On the evening of May 22, 1879, Sallie Robinson, a 28-year-old black woman, bought two first-class tickets at Grand Junction, Tennessee, for a train trip to Lynchburg, Virginia. Shortly after midnight she and her nephew, Joseph Robinson, described as a young black man "of light complexion, light hair and light blue eyes," boarded the train and started into the parlor car. The conductor held Robinson back ("bruising her arm and jerking her roughly around," she alleged) and pushed her into the smoking car.
A few minutes later, when Joseph informed the conductor that he was Robinson's nephew and was an African American, the conductor looked surprised. In that case, he said, they could go into the parlor car at the next stop.
The Robinsons finished the ride in the parlor car but filed complaints with the railroad about their treatment and then sued for $500 under the federal Civil Rights Act of 1875. At trial, the conductor testified that he had thought Joseph to be a white man with a black woman and his experience was that such associations were "for illicit purposes." The jury found for the railroad and the Robinsons appealed to the U.S. Supreme Court, where they lost.
- Westin, Alan F. Ride-in!: Ride-ins and sit-ins are not new tactics of the Negro. They were first tried back in the 1870s, and with great success.

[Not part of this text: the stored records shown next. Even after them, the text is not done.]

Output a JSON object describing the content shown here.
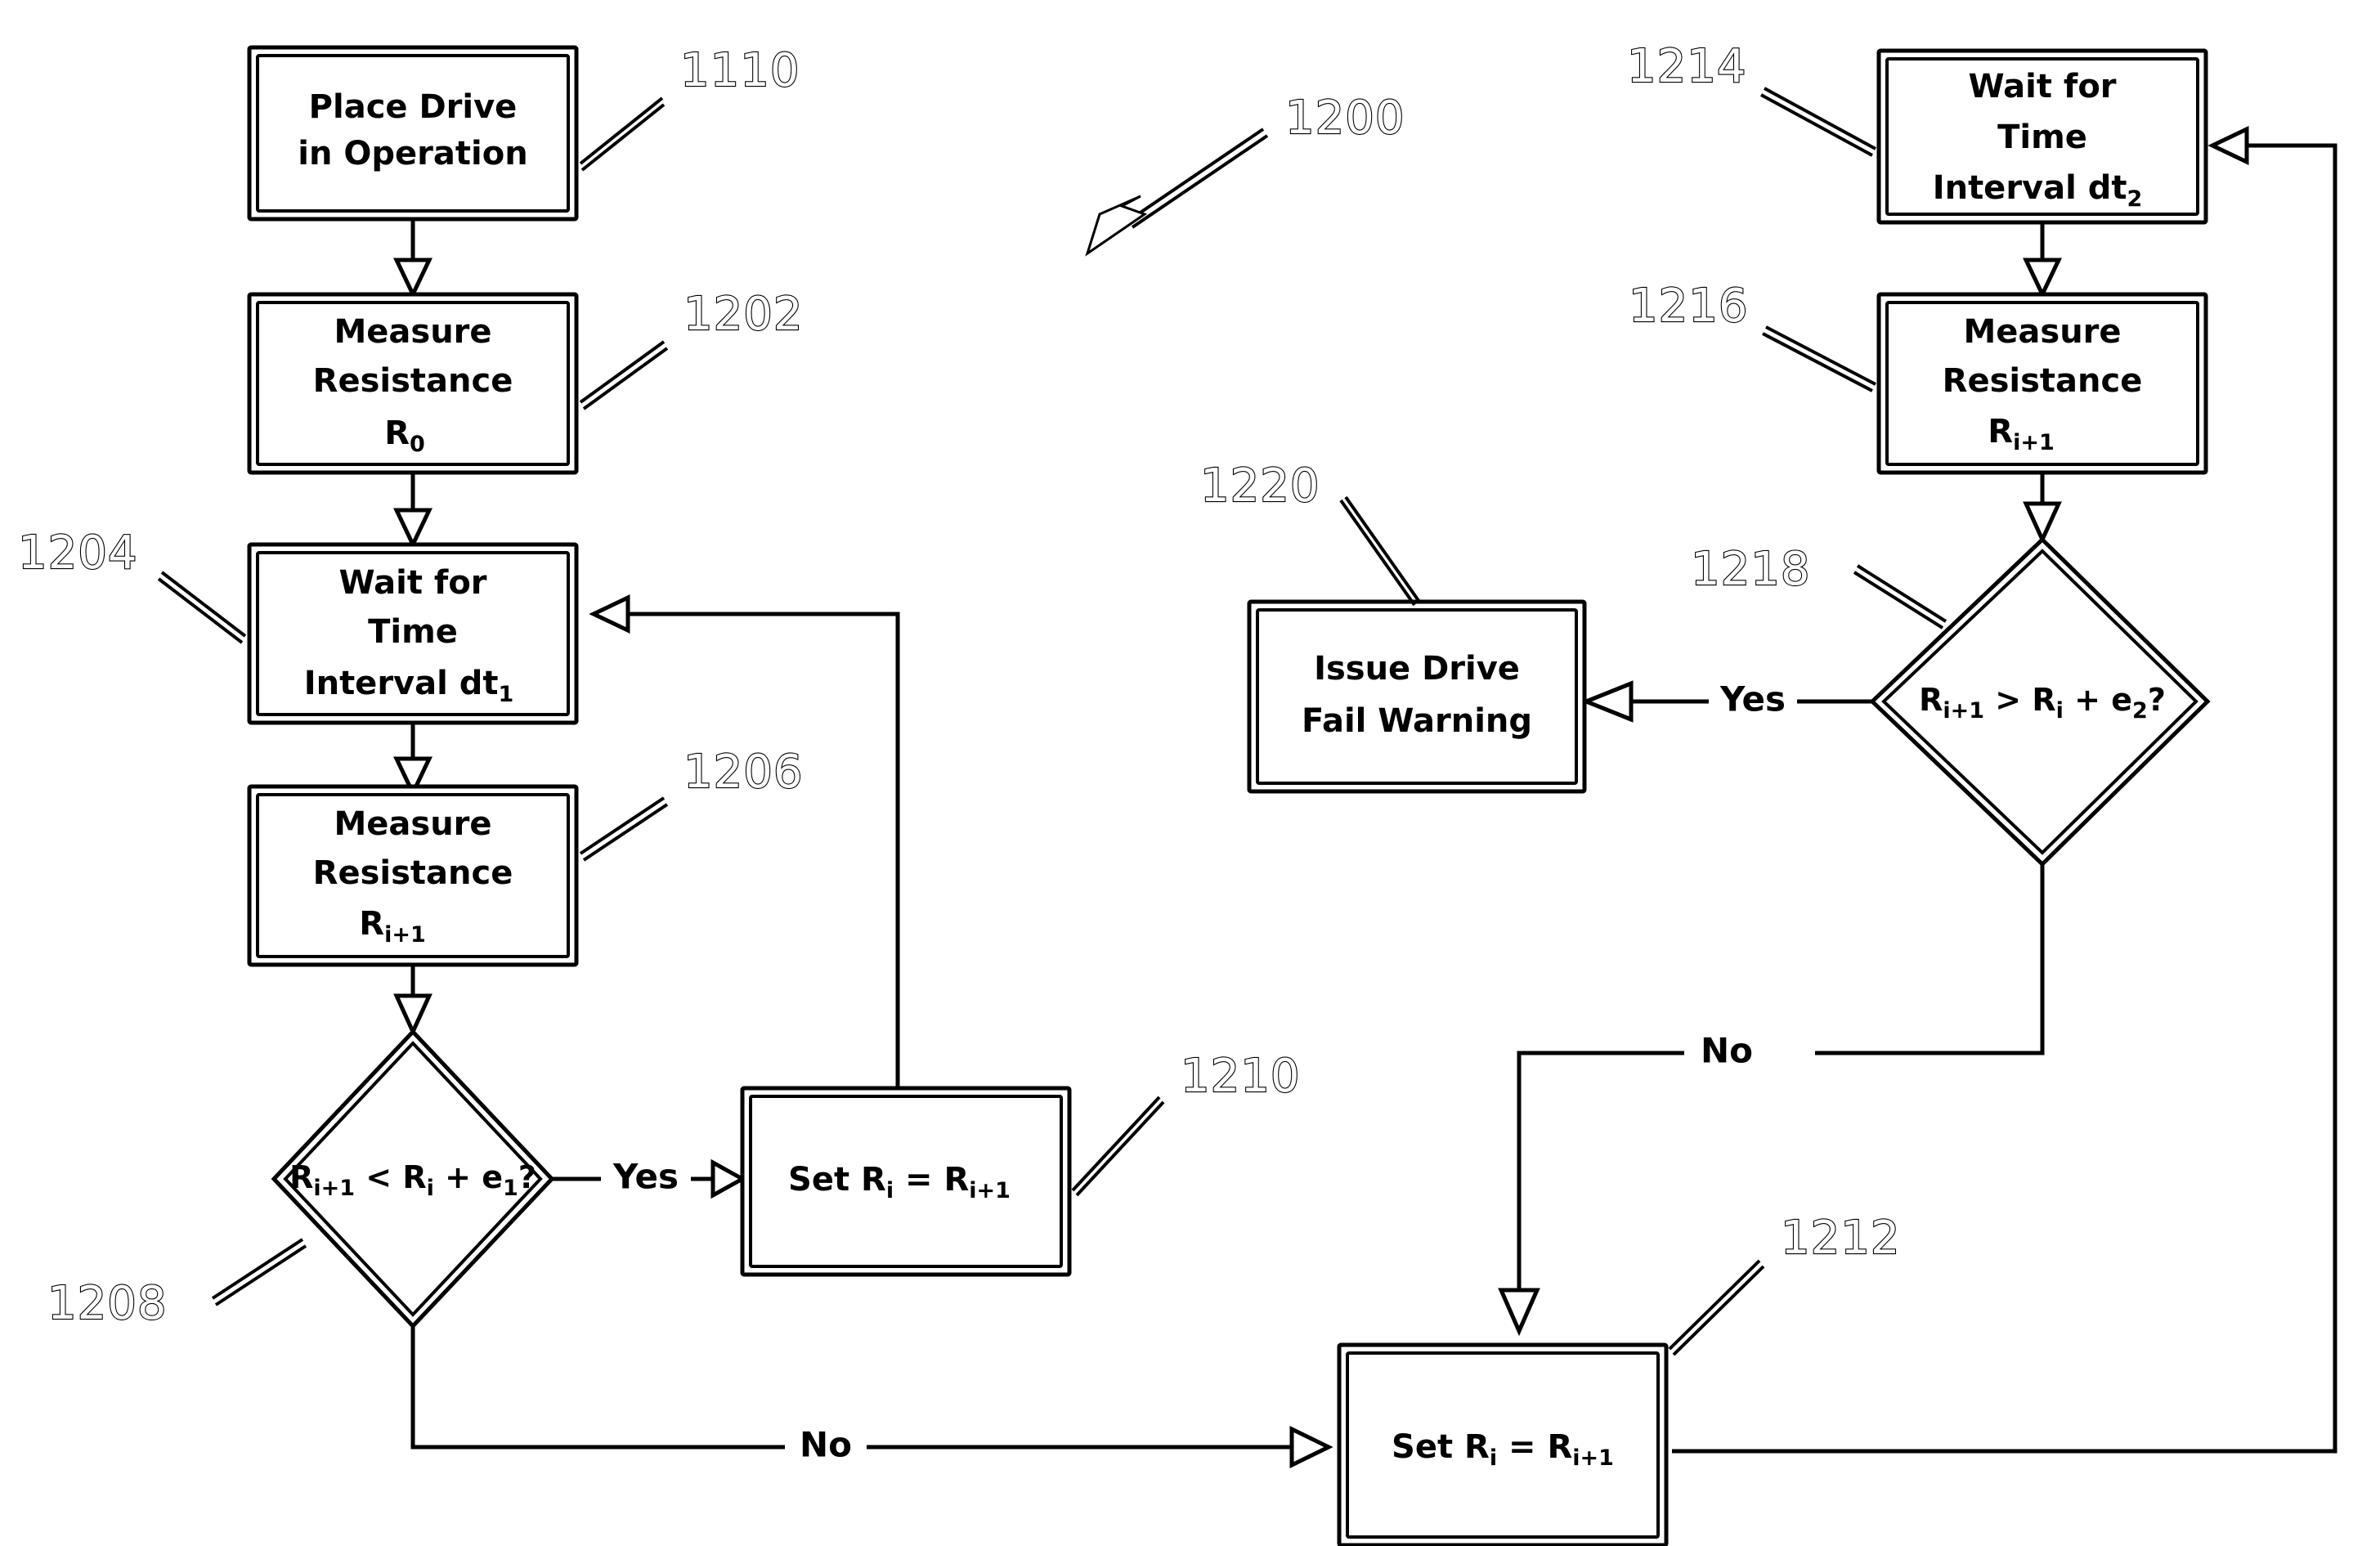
{
  "figure": {
    "reference": "1200",
    "type": "flowchart",
    "title": "Drive resistance monitoring flowchart"
  },
  "nodes": {
    "place_drive": {
      "ref": "1110",
      "shape": "process",
      "lines": [
        "Place Drive",
        "in Operation"
      ]
    },
    "measure_r0": {
      "ref": "1202",
      "shape": "process",
      "lines": [
        "Measure",
        "Resistance",
        "R"
      ],
      "subscript": "0"
    },
    "wait_dt1": {
      "ref": "1204",
      "shape": "process",
      "lines": [
        "Wait for",
        "Time",
        "Interval dt"
      ],
      "subscript": "1"
    },
    "measure_ri1_left": {
      "ref": "1206",
      "shape": "process",
      "lines": [
        "Measure",
        "Resistance",
        "R"
      ],
      "subscript": "i+1"
    },
    "decision_e1": {
      "ref": "1208",
      "shape": "decision",
      "text": "R_{i+1} < R_i + e_1?",
      "parts": [
        {
          "base": "R",
          "sub": "i+1"
        },
        {
          "base": " < "
        },
        {
          "base": "R",
          "sub": "i"
        },
        {
          "base": " + "
        },
        {
          "base": "e",
          "sub": "1"
        },
        {
          "base": "?"
        }
      ]
    },
    "set_ri_1210": {
      "ref": "1210",
      "shape": "process",
      "text": "Set R_i = R_{i+1}",
      "parts": [
        {
          "base": "Set "
        },
        {
          "base": "R",
          "sub": "i"
        },
        {
          "base": " = "
        },
        {
          "base": "R",
          "sub": "i+1"
        }
      ]
    },
    "set_ri_1212": {
      "ref": "1212",
      "shape": "process",
      "text": "Set R_i = R_{i+1}",
      "parts": [
        {
          "base": "Set "
        },
        {
          "base": "R",
          "sub": "i"
        },
        {
          "base": " = "
        },
        {
          "base": "R",
          "sub": "i+1"
        }
      ]
    },
    "wait_dt2": {
      "ref": "1214",
      "shape": "process",
      "lines": [
        "Wait for",
        "Time",
        "Interval dt"
      ],
      "subscript": "2"
    },
    "measure_ri1_right": {
      "ref": "1216",
      "shape": "process",
      "lines": [
        "Measure",
        "Resistance",
        "R"
      ],
      "subscript": "i+1"
    },
    "decision_e2": {
      "ref": "1218",
      "shape": "decision",
      "text": "R_{i+1} > R_i + e_2?",
      "parts": [
        {
          "base": "R",
          "sub": "i+1"
        },
        {
          "base": " > "
        },
        {
          "base": "R",
          "sub": "i"
        },
        {
          "base": " + "
        },
        {
          "base": "e",
          "sub": "2"
        },
        {
          "base": "?"
        }
      ]
    },
    "issue_warning": {
      "ref": "1220",
      "shape": "process",
      "lines": [
        "Issue Drive",
        "Fail Warning"
      ]
    }
  },
  "edge_labels": {
    "yes_1208": "Yes",
    "no_1208": "No",
    "yes_1218": "Yes",
    "no_1218": "No"
  },
  "ref_numbers": {
    "r1110": "1110",
    "r1200": "1200",
    "r1202": "1202",
    "r1204": "1204",
    "r1206": "1206",
    "r1208": "1208",
    "r1210": "1210",
    "r1212": "1212",
    "r1214": "1214",
    "r1216": "1216",
    "r1218": "1218",
    "r1220": "1220"
  },
  "colors": {
    "stroke": "#000000",
    "fill": "#ffffff",
    "background": "#ffffff"
  }
}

But that time High Court decisions were very different. American Heritage Magazine. August 1962, Volume 13, Issue 5. Retrieved September 23, 2006.